(The data):

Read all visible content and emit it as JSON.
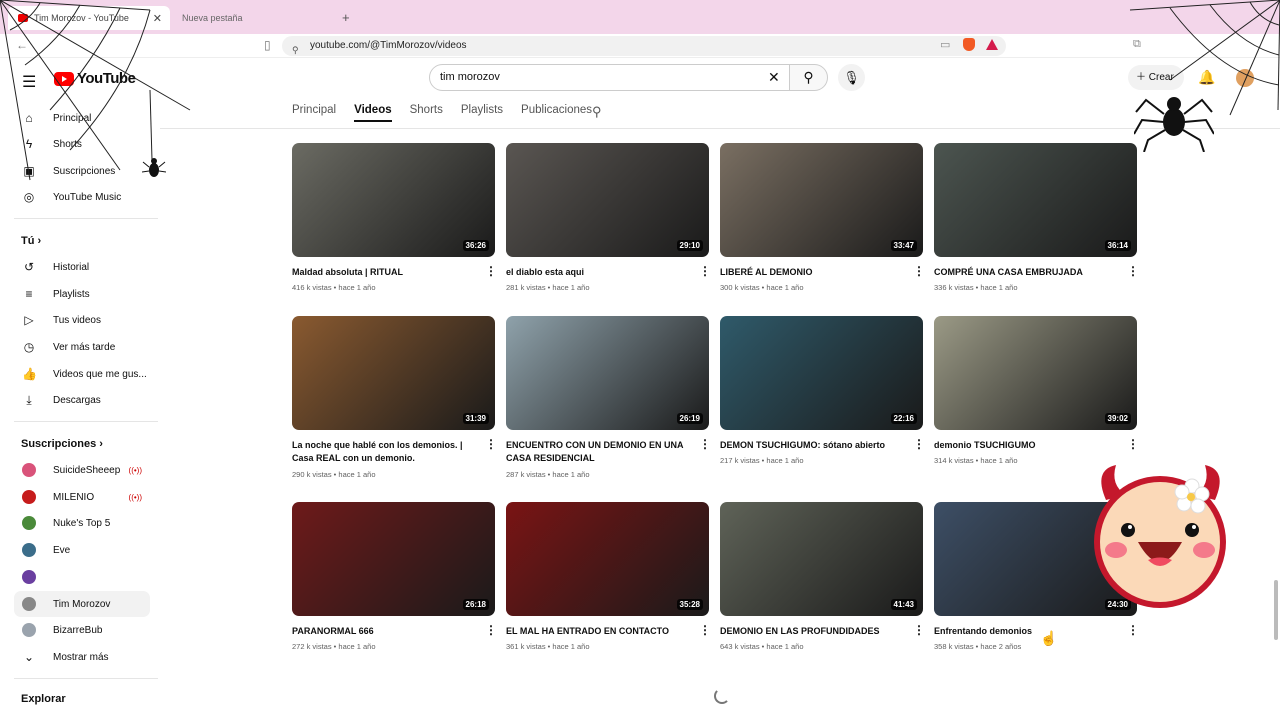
{
  "browser": {
    "active_tab": "Tim Morozov - YouTube",
    "inactive_tab": "Nueva pestaña",
    "new_tab_icon": "plus-icon",
    "url": "youtube.com/@TimMorozov/videos"
  },
  "header": {
    "logo": "YouTube",
    "search_value": "tim morozov",
    "create_label": "Crear"
  },
  "sidebar": {
    "main": [
      {
        "label": "Principal",
        "icon": "home-icon"
      },
      {
        "label": "Shorts",
        "icon": "shorts-icon"
      },
      {
        "label": "Suscripciones",
        "icon": "subscriptions-icon"
      },
      {
        "label": "YouTube Music",
        "icon": "music-icon"
      }
    ],
    "you_heading": "Tú",
    "you": [
      {
        "label": "Historial",
        "icon": "history-icon"
      },
      {
        "label": "Playlists",
        "icon": "playlists-icon"
      },
      {
        "label": "Tus videos",
        "icon": "your-videos-icon"
      },
      {
        "label": "Ver más tarde",
        "icon": "watch-later-icon"
      },
      {
        "label": "Videos que me gus...",
        "icon": "liked-icon"
      },
      {
        "label": "Descargas",
        "icon": "download-icon"
      }
    ],
    "subs_heading": "Suscripciones",
    "subs": [
      {
        "label": "SuicideSheeep",
        "live": true,
        "color": "#d9537a"
      },
      {
        "label": "MILENIO",
        "live": true,
        "color": "#c61c1c"
      },
      {
        "label": "Nuke's Top 5",
        "live": false,
        "color": "#4a8a3a"
      },
      {
        "label": "Eve",
        "live": false,
        "color": "#3b6d8a"
      },
      {
        "label": "",
        "live": false,
        "color": "#6a3fa0"
      },
      {
        "label": "Tim Morozov",
        "live": false,
        "color": "#888888"
      },
      {
        "label": "BizarreBub",
        "live": false,
        "color": "#9aa3ad"
      }
    ],
    "show_more": "Mostrar más",
    "explore_heading": "Explorar"
  },
  "channel_tabs": [
    "Principal",
    "Videos",
    "Shorts",
    "Playlists",
    "Publicaciones"
  ],
  "active_channel_tab": "Videos",
  "videos": [
    {
      "title": "Maldad absoluta | RITUAL",
      "meta": "416 k vistas • hace 1 año",
      "duration": "36:26",
      "bg": "#6b6b63"
    },
    {
      "title": "el diablo esta aqui",
      "meta": "281 k vistas • hace 1 año",
      "duration": "29:10",
      "bg": "#5a5652"
    },
    {
      "title": "LIBERÉ AL DEMONIO",
      "meta": "300 k vistas • hace 1 año",
      "duration": "33:47",
      "bg": "#7a6f62"
    },
    {
      "title": "COMPRÉ UNA CASA EMBRUJADA",
      "meta": "336 k vistas • hace 1 año",
      "duration": "36:14",
      "bg": "#4c5550"
    },
    {
      "title": "La noche que hablé con los demonios. | Casa REAL con un demonio.",
      "meta": "290 k vistas • hace 1 año",
      "duration": "31:39",
      "bg": "#8a5a30"
    },
    {
      "title": "ENCUENTRO CON UN DEMONIO EN UNA CASA RESIDENCIAL",
      "meta": "287 k vistas • hace 1 año",
      "duration": "26:19",
      "bg": "#8fa2ab"
    },
    {
      "title": "DEMON TSUCHIGUMO: sótano abierto",
      "meta": "217 k vistas • hace 1 año",
      "duration": "22:16",
      "bg": "#2f5a6a"
    },
    {
      "title": "demonio TSUCHIGUMO",
      "meta": "314 k vistas • hace 1 año",
      "duration": "39:02",
      "bg": "#9b9a86"
    },
    {
      "title": "PARANORMAL 666",
      "meta": "272 k vistas • hace 1 año",
      "duration": "26:18",
      "bg": "#6e1a1a"
    },
    {
      "title": "EL MAL HA ENTRADO EN CONTACTO",
      "meta": "361 k vistas • hace 1 año",
      "duration": "35:28",
      "bg": "#7a1414"
    },
    {
      "title": "DEMONIO EN LAS PROFUNDIDADES",
      "meta": "643 k vistas • hace 1 año",
      "duration": "41:43",
      "bg": "#5f6358"
    },
    {
      "title": "Enfrentando demonios",
      "meta": "358 k vistas • hace 2 años",
      "duration": "24:30",
      "bg": "#3d4f66"
    }
  ]
}
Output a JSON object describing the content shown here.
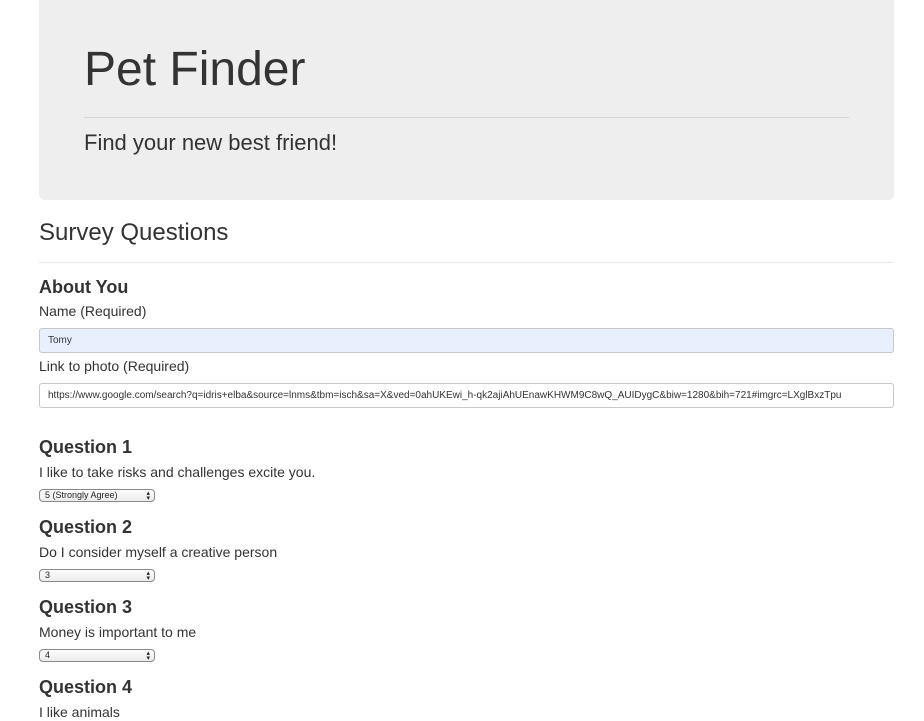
{
  "header": {
    "title": "Pet Finder",
    "tagline": "Find your new best friend!"
  },
  "survey": {
    "heading": "Survey Questions",
    "about": {
      "heading": "About You",
      "name_label": "Name (Required)",
      "name_value": "Tomy",
      "photo_label": "Link to photo (Required)",
      "photo_value": "https://www.google.com/search?q=idris+elba&source=lnms&tbm=isch&sa=X&ved=0ahUKEwi_h-qk2ajiAhUEnawKHWM9C8wQ_AUIDygC&biw=1280&bih=721#imgrc=LXglBxzTpu"
    },
    "questions": [
      {
        "heading": "Question 1",
        "text": "I like to take risks and challenges excite you.",
        "selected": "5 (Strongly Agree)"
      },
      {
        "heading": "Question 2",
        "text": "Do I consider myself a creative person",
        "selected": "3"
      },
      {
        "heading": "Question 3",
        "text": "Money is important to me",
        "selected": "4"
      },
      {
        "heading": "Question 4",
        "text": "I like animals",
        "selected": ""
      }
    ]
  },
  "icons": {
    "select_arrows": "up-down-chevron-icon"
  }
}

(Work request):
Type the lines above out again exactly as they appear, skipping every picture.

(Expected answer):
Read all visible content and emit it as JSON.
{
  "browser": {
    "active_tab": "Tim Morozov - YouTube",
    "inactive_tab": "Nueva pestaña",
    "new_tab_icon": "plus-icon",
    "url": "youtube.com/@TimMorozov/videos"
  },
  "header": {
    "logo": "YouTube",
    "search_value": "tim morozov",
    "create_label": "Crear"
  },
  "sidebar": {
    "main": [
      {
        "label": "Principal",
        "icon": "home-icon"
      },
      {
        "label": "Shorts",
        "icon": "shorts-icon"
      },
      {
        "label": "Suscripciones",
        "icon": "subscriptions-icon"
      },
      {
        "label": "YouTube Music",
        "icon": "music-icon"
      }
    ],
    "you_heading": "Tú",
    "you": [
      {
        "label": "Historial",
        "icon": "history-icon"
      },
      {
        "label": "Playlists",
        "icon": "playlists-icon"
      },
      {
        "label": "Tus videos",
        "icon": "your-videos-icon"
      },
      {
        "label": "Ver más tarde",
        "icon": "watch-later-icon"
      },
      {
        "label": "Videos que me gus...",
        "icon": "liked-icon"
      },
      {
        "label": "Descargas",
        "icon": "download-icon"
      }
    ],
    "subs_heading": "Suscripciones",
    "subs": [
      {
        "label": "SuicideSheeep",
        "live": true,
        "color": "#d9537a"
      },
      {
        "label": "MILENIO",
        "live": true,
        "color": "#c61c1c"
      },
      {
        "label": "Nuke's Top 5",
        "live": false,
        "color": "#4a8a3a"
      },
      {
        "label": "Eve",
        "live": false,
        "color": "#3b6d8a"
      },
      {
        "label": "",
        "live": false,
        "color": "#6a3fa0"
      },
      {
        "label": "Tim Morozov",
        "live": false,
        "color": "#888888"
      },
      {
        "label": "BizarreBub",
        "live": false,
        "color": "#9aa3ad"
      }
    ],
    "show_more": "Mostrar más",
    "explore_heading": "Explorar"
  },
  "channel_tabs": [
    "Principal",
    "Videos",
    "Shorts",
    "Playlists",
    "Publicaciones"
  ],
  "active_channel_tab": "Videos",
  "videos": [
    {
      "title": "Maldad absoluta | RITUAL",
      "meta": "416 k vistas • hace 1 año",
      "duration": "36:26",
      "bg": "#6b6b63"
    },
    {
      "title": "el diablo esta aqui",
      "meta": "281 k vistas • hace 1 año",
      "duration": "29:10",
      "bg": "#5a5652"
    },
    {
      "title": "LIBERÉ AL DEMONIO",
      "meta": "300 k vistas • hace 1 año",
      "duration": "33:47",
      "bg": "#7a6f62"
    },
    {
      "title": "COMPRÉ UNA CASA EMBRUJADA",
      "meta": "336 k vistas • hace 1 año",
      "duration": "36:14",
      "bg": "#4c5550"
    },
    {
      "title": "La noche que hablé con los demonios. | Casa REAL con un demonio.",
      "meta": "290 k vistas • hace 1 año",
      "duration": "31:39",
      "bg": "#8a5a30"
    },
    {
      "title": "ENCUENTRO CON UN DEMONIO EN UNA CASA RESIDENCIAL",
      "meta": "287 k vistas • hace 1 año",
      "duration": "26:19",
      "bg": "#8fa2ab"
    },
    {
      "title": "DEMON TSUCHIGUMO: sótano abierto",
      "meta": "217 k vistas • hace 1 año",
      "duration": "22:16",
      "bg": "#2f5a6a"
    },
    {
      "title": "demonio TSUCHIGUMO",
      "meta": "314 k vistas • hace 1 año",
      "duration": "39:02",
      "bg": "#9b9a86"
    },
    {
      "title": "PARANORMAL 666",
      "meta": "272 k vistas • hace 1 año",
      "duration": "26:18",
      "bg": "#6e1a1a"
    },
    {
      "title": "EL MAL HA ENTRADO EN CONTACTO",
      "meta": "361 k vistas • hace 1 año",
      "duration": "35:28",
      "bg": "#7a1414"
    },
    {
      "title": "DEMONIO EN LAS PROFUNDIDADES",
      "meta": "643 k vistas • hace 1 año",
      "duration": "41:43",
      "bg": "#5f6358"
    },
    {
      "title": "Enfrentando demonios",
      "meta": "358 k vistas • hace 2 años",
      "duration": "24:30",
      "bg": "#3d4f66"
    }
  ]
}
Output a JSON object describing the content shown here.
{
  "header": {
    "title": "Pet Finder",
    "tagline": "Find your new best friend!"
  },
  "survey": {
    "heading": "Survey Questions",
    "about": {
      "heading": "About You",
      "name_label": "Name (Required)",
      "name_value": "Tomy",
      "photo_label": "Link to photo (Required)",
      "photo_value": "https://www.google.com/search?q=idris+elba&source=lnms&tbm=isch&sa=X&ved=0ahUKEwi_h-qk2ajiAhUEnawKHWM9C8wQ_AUIDygC&biw=1280&bih=721#imgrc=LXglBxzTpu"
    },
    "questions": [
      {
        "heading": "Question 1",
        "text": "I like to take risks and challenges excite you.",
        "selected": "5 (Strongly Agree)"
      },
      {
        "heading": "Question 2",
        "text": "Do I consider myself a creative person",
        "selected": "3"
      },
      {
        "heading": "Question 3",
        "text": "Money is important to me",
        "selected": "4"
      },
      {
        "heading": "Question 4",
        "text": "I like animals",
        "selected": ""
      }
    ]
  },
  "icons": {
    "select_arrows": "up-down-chevron-icon"
  }
}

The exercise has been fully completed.